thanks SO much for giving me some tips. I think I will trim them up a bit before sewing.
I am looking forward to laying them all out.
Sandra Chandler says
Hi Jodi, thanks for the review of my product, the Curve Master Presser Foot! Here is a special offer for your readers: If anyone orders a Curve Master at http://www.justcurves.biz before the end of November 2011 and mentions in the Special Instructions box of the order that they read about it on your blog, I will include at no charge the Bent Tip Tweezers!
Looking at your first pieces, I think I can offer a couple of suggestions which will make you even happier. I prefer to sew with the convex (outer curve) on top, as it is easier to see everything when the top fabric is lifted up. From your photos it appears you had the concave piece on top. I find that more difficult. Also, Just Curves at http://www.justcurves.biz carries a full set of different size Drunkard’s Path arcs which will allow you to rotary cut your “roads” arcs very quickly and easily. It is really quite easy to rotary cut curves! Just like using an acrylic ruler and your cutter!
Thanks so much, Sandra! I those tweezers do look helpful.
I tried both ways of layering them, but found it easier to see the way pictured. hmm… Maybe more practice would help. 🙂
I also didn’t think of creative use of other acrylic templates to make the roads. That would have saved some heartache. We live and learn I guess.
I hope you get this comment! Did you make up the Roads quilt pattern or did you find it elsewhere? I’d love to know how to cut it out. Thanks!
I got it from the Encyclopedia of Classic Quilt Patterns.
Love the pattern and curvemaster. Where did you find the pattern? What is the name? How many different fabrics did you need to use? Thanks!
I have been “volunteered”to do a quilt for my granddaughters school benefit. I want to do kids handprints on curved pieces in a rainbow. Do I cut them out on the bias?
I really don’t know. Are you making many little rainbows? or one big rainbow?

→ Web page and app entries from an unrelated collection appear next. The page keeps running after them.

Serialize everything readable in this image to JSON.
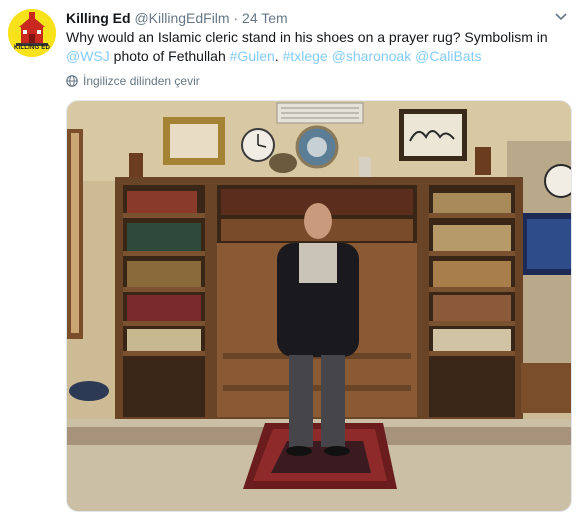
{
  "tweet": {
    "author_name": "Killing Ed",
    "handle": "@KillingEdFilm",
    "separator": "·",
    "date": "24 Tem",
    "text_before": "Why would an Islamic cleric stand in his shoes on a prayer rug? Symbolism in ",
    "mention_wsj": "@WSJ",
    "text_mid": " photo of Fethullah ",
    "hashtag_gulen": "#Gulen",
    "text_after": ". ",
    "hashtag_txlege": "#txlege",
    "mention_sharon": "@sharonoak",
    "mention_cali": "@CaliBats",
    "translate_label": "İngilizce dilinden çevir"
  },
  "avatar": {
    "label": "KILLING ED"
  },
  "icons": {
    "caret": "chevron-down-icon",
    "globe": "globe-icon"
  },
  "colors": {
    "link": "#1da1f2",
    "text": "#14171a",
    "secondary": "#657786",
    "avatar_bg": "#f7e21b"
  }
}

What is the name of the block you used from the book? I am looking for this exact block name after my cousin was helping a friend go through her mother’s things and only found these pieces cut out in a box and nothing written down with them. My cousin took the pieces and if we can find the name of the block we are going to finish it for her!